      • Mathieu Segers, Faculty of Humanities, Utrecht, The Netherlands

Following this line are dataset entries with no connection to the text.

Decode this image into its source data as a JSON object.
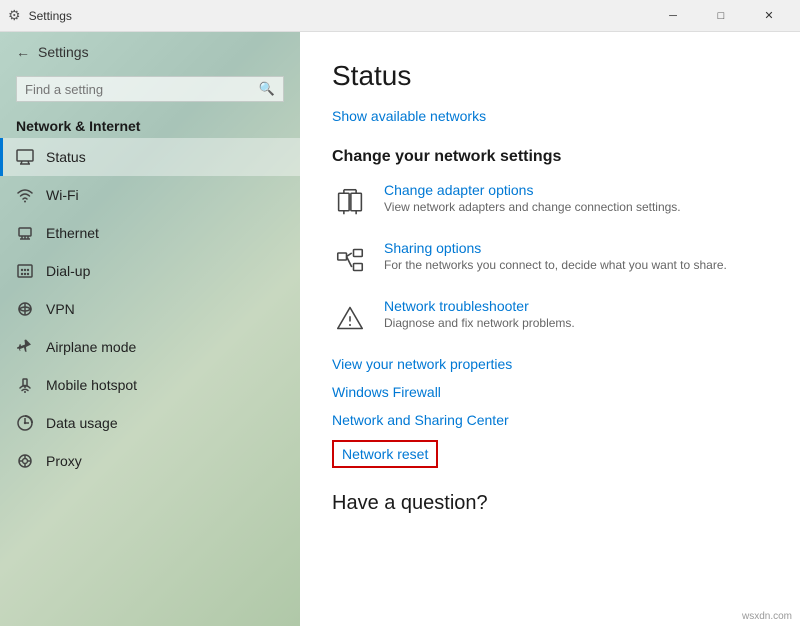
{
  "titleBar": {
    "title": "Settings",
    "minimizeLabel": "─",
    "maximizeLabel": "□",
    "closeLabel": "✕"
  },
  "sidebar": {
    "backLabel": "Settings",
    "search": {
      "placeholder": "Find a setting",
      "value": ""
    },
    "sectionTitle": "Network & Internet",
    "items": [
      {
        "id": "status",
        "label": "Status",
        "icon": "monitor",
        "active": true
      },
      {
        "id": "wifi",
        "label": "Wi-Fi",
        "icon": "wifi"
      },
      {
        "id": "ethernet",
        "label": "Ethernet",
        "icon": "ethernet"
      },
      {
        "id": "dialup",
        "label": "Dial-up",
        "icon": "dialup"
      },
      {
        "id": "vpn",
        "label": "VPN",
        "icon": "vpn"
      },
      {
        "id": "airplane",
        "label": "Airplane mode",
        "icon": "airplane"
      },
      {
        "id": "hotspot",
        "label": "Mobile hotspot",
        "icon": "hotspot"
      },
      {
        "id": "datausage",
        "label": "Data usage",
        "icon": "data"
      },
      {
        "id": "proxy",
        "label": "Proxy",
        "icon": "proxy"
      }
    ]
  },
  "main": {
    "pageTitle": "Status",
    "showNetworksLink": "Show available networks",
    "changeSectionTitle": "Change your network settings",
    "settings": [
      {
        "id": "adapter",
        "name": "Change adapter options",
        "desc": "View network adapters and change connection settings."
      },
      {
        "id": "sharing",
        "name": "Sharing options",
        "desc": "For the networks you connect to, decide what you want to share."
      },
      {
        "id": "troubleshoot",
        "name": "Network troubleshooter",
        "desc": "Diagnose and fix network problems."
      }
    ],
    "links": [
      {
        "id": "network-properties",
        "label": "View your network properties"
      },
      {
        "id": "windows-firewall",
        "label": "Windows Firewall"
      }
    ],
    "networkSharingCenterLink": "Network and Sharing Center",
    "networkResetLink": "Network reset",
    "haveQuestionTitle": "Have a question?"
  },
  "watermark": "wsxdn.com"
}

    Pre-1950 western multilateralism built a ‘laboratory’, in which different initiatives for European integration were developed and tested long before the plan of the European Coal and Steel Community existed. The evolution of this trans-Atlantic world was shaped by ongoing – and still highly topical – debates on the ‘dialectics’ of free world capitalism, such as those between domestic and international stability, growth and control, and social cohesion and competitiveness. Indeed, to a certain extent, Bretton Woods, GATT and European integration, were all part of the same quest for welfare and stability via resilient capitalism and democracy, which took off in the early 1940s. For postwar attempts of European integration this meant that these had to be compatible with the trans-Atlantic institutions already in the making, if they were to stand a chance. This paper fleshes out the multilateral dimension in the new trans-Atlantic thinking in economics of the 1940s, and connects this to the practical post-war planning of European cooperation. The over-arching aim of the paper is to (re-)integrate the study of post-war western multilateralism by linking economics theories and ideas to the history of the negotiations and plan-making concerning the design of key institutions of the post-war West (e.g. IMF, GATT, European Payments Union). Central to the paper is the search for the economic ideas that have been dominant in this process of institution building. The paper is based on both archival research (focused on multilateral negotiations), and in-depth assessment of the ‘battle of economic ideas’ that fuelled the feverish testing of institutional arrangements for trans-Atlantic and European cooperation in the laboratory of western multilateralism during the 1940s. The inventory of the latter ideas is inspired by the archival research, yet very relevant to fathom the dilemma’s of Europe’s current crises.